Not only that, the culture has helped me become a better person, because I now understand how people feel about being in a foreign country. Now I understand how the international students feel back at FDU. Becoming a foreign student has helped me grow and expand on ideas I never knew I had.
The reason I chose Germany was mainly my interest in the German automotive industry. Cars have always been my passion — working, tinkering and finding new ways to improve or bring the full potential out of a car is what I love to do. Even though those were my intentions in the beginning,After studying at Zeppelin, I became more interested in business, and I plan to change my major.
I’m glad I went to Germany, made friends and had these experiences. After exams, I traveled more in Germany to connect better with the culture before going back to the culture I know.
Postcard from New Jersey
By Tobias Lauter
Before traveling to FDU, I had the opportunity to participate in a pupil’s exchange in 2007 at Delbarton School in Morristown, N. J. I enjoyed this experience, especially the open and positive mentality of the people, and I decided I would come back one day. It would help improve my English skills.
. My trip to FDU gave me the opportunity to meet many interesting people from countries all over the world. The breadth of nationalities and cultures represented there was really impressive.
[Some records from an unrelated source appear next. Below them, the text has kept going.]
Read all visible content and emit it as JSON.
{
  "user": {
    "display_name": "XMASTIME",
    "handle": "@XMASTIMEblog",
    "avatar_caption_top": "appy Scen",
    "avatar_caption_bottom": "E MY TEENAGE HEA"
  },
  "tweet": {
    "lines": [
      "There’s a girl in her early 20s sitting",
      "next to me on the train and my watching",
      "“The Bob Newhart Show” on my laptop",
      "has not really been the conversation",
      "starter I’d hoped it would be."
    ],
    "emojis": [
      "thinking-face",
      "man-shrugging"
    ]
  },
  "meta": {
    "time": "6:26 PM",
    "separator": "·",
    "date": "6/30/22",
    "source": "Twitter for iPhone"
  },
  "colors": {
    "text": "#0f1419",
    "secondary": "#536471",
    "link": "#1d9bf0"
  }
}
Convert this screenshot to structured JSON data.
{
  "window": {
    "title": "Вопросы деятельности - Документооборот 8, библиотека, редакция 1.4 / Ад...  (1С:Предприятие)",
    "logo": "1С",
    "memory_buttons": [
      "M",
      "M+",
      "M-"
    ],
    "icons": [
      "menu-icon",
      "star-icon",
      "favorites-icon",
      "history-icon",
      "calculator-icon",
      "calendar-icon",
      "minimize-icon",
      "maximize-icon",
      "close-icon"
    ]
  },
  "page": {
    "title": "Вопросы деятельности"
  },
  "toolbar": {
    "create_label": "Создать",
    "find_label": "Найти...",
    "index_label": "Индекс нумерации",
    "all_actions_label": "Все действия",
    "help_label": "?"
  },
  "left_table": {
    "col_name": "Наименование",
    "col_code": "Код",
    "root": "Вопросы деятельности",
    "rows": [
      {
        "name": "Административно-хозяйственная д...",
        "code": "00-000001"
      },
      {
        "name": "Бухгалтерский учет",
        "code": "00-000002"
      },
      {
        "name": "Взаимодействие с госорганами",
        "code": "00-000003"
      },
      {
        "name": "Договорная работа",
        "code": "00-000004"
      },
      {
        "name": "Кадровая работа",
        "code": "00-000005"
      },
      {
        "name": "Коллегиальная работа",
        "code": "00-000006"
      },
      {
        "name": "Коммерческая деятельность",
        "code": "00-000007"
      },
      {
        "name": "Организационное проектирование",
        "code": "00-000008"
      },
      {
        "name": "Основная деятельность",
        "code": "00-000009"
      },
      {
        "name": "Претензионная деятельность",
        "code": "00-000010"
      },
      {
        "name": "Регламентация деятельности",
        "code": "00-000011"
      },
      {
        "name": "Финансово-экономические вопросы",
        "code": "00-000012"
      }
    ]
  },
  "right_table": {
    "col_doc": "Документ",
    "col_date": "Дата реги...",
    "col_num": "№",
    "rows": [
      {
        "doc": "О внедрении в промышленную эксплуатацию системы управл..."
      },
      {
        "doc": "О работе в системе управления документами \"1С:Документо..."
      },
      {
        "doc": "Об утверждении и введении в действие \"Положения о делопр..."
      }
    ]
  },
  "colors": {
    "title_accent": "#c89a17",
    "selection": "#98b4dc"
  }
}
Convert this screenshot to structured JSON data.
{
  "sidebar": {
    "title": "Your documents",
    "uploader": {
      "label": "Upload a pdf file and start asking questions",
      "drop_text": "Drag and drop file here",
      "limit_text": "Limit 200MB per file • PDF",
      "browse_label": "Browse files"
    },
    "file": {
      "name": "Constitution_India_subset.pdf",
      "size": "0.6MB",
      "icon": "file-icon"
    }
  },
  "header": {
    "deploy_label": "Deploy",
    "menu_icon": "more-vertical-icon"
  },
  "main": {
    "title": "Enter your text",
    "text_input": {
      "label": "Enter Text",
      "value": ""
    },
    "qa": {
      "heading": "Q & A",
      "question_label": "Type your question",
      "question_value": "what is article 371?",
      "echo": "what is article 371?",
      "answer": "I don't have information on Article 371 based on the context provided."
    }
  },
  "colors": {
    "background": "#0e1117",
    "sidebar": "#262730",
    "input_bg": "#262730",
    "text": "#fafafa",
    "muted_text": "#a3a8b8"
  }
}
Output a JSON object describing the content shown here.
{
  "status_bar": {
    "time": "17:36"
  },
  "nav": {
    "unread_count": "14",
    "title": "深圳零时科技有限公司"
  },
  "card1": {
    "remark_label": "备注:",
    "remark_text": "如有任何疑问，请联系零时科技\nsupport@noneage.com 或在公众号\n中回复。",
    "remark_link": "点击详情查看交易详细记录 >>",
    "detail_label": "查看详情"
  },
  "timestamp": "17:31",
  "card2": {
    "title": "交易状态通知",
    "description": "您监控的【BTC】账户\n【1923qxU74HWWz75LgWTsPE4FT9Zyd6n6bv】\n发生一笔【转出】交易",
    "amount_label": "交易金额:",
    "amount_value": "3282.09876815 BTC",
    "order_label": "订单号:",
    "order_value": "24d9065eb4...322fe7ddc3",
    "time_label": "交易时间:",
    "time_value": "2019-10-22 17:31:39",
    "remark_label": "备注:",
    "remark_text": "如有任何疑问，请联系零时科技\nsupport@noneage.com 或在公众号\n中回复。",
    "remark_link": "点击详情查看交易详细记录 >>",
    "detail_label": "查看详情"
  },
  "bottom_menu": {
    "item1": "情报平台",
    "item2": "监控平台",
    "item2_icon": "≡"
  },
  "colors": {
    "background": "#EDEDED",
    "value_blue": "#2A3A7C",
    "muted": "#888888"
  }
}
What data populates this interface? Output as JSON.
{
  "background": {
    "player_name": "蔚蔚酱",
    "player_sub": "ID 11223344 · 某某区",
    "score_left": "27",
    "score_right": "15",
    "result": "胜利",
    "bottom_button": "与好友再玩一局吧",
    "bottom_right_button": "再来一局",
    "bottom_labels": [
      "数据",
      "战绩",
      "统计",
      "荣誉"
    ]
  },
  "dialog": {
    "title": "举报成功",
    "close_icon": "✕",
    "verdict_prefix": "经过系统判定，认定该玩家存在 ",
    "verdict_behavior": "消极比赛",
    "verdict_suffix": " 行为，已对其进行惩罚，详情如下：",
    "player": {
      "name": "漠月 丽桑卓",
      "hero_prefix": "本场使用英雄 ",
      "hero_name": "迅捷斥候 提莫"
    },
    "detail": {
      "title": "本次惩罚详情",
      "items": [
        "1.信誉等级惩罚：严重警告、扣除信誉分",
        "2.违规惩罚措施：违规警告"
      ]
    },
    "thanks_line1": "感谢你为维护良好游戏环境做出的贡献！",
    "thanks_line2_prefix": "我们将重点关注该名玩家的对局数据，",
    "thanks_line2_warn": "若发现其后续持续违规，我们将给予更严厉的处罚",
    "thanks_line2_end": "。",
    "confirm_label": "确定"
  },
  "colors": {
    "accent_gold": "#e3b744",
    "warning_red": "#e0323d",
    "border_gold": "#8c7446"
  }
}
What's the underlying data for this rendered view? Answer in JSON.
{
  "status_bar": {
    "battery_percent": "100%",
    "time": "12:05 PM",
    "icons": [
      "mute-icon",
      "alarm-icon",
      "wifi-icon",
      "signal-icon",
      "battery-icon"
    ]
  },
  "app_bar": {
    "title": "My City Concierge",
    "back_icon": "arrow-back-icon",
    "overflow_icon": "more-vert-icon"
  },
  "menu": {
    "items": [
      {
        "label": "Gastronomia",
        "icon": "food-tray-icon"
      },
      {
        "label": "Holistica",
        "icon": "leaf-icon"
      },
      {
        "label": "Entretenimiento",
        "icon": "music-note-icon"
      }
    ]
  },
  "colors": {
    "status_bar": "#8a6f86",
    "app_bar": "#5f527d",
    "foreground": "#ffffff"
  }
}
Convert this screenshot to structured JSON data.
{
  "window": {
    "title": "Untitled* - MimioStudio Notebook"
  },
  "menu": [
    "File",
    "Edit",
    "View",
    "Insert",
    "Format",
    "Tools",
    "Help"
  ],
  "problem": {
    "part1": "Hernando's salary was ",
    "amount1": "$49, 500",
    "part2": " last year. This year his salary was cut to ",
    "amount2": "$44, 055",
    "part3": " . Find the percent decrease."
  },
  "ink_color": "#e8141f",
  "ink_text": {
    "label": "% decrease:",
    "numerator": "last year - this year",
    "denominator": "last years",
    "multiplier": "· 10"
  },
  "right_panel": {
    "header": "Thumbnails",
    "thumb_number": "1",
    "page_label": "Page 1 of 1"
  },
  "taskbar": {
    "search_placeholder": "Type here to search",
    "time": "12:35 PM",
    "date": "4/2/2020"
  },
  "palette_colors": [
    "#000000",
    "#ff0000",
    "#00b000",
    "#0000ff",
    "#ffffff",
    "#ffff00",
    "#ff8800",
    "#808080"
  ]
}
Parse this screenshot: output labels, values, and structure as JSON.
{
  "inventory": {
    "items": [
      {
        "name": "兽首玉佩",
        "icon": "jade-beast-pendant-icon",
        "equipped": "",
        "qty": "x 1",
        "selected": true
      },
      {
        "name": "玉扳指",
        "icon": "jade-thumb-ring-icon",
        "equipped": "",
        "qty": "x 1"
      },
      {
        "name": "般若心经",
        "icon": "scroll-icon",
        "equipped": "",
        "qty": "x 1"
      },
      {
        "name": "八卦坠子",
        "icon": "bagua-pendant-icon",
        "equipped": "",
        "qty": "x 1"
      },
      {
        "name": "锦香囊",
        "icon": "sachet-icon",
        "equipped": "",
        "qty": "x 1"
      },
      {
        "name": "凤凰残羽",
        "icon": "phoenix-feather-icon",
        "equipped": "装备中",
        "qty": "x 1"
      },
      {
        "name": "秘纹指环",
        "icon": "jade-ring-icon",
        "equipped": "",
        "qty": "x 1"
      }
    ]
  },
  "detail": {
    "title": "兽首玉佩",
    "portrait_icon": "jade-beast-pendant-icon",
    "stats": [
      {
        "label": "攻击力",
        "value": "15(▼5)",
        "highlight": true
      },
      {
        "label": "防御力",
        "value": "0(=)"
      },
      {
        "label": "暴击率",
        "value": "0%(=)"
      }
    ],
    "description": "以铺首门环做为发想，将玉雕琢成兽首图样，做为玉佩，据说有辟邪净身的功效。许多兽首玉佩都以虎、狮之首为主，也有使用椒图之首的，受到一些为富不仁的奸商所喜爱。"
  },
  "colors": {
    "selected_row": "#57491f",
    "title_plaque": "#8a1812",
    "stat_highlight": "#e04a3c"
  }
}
It is a great experience to leave everything behind and to start all over again in an unknown environment and a new society.
. During my time at FDU, I took the course Securities and Investments, in which I learned the valuation criteria for bonds and how to create and calculate the outcome of synthetics. I studied those things by reading the book the teacher recommended in class. Another good experience was the class International Trade, in which I had good discussions with the professor.
. Classes at FDU are taught differently than in Germany. One Has to attend classes, take quizzes and do a lot of homework. At German universities nobody cares how you learn, as long as you pass the exam in the end. In Germany, a student has to be more responsible and autonomous. Another big difference is the integration of sports into the University. It was a nice experience to watch FDU’s basketball team play on TV. At ZU, I do not participate in any clubs or anything comparable; but at FDU, I lived on campus and went to events like soccer and basketball.
One of the things I enjoyed most at FDU is the fact that there are so many different fields of study, so that one meets many more diverse people than at Zeppelin University. At ZU there are basically three disciplines one can study (there is a fourth, but it is a combination of the others), and the people there are very similar and tend to think and talk very alike.
I attend Zeppelin University because the faculty utilizes the Humboldt approach to teaching, which brings together teaching and research. Another reason I chose ZU was the small class size. Public German universities are overcrowded, due to factors like changes in the high-school system and the abolishment of military-service requirements. Public universities are free; while ZU is a private university that requires students to pay tuition. I am living at home to save money.
Upon my return to Zeppelin, I will conduct a one-year research project about a seasonal anomaly of the capital market.I plan to learn how to play the piano, and I want to read more. I plan to focus more on what is important and to be more honest with myself and other people. I also plan to visit the children I took care of when I did my alternative service and share my experiences with them.
I can’t wait to enjoy German bread — especially the bread specialties from my region, drive my car and spend time with my friends again.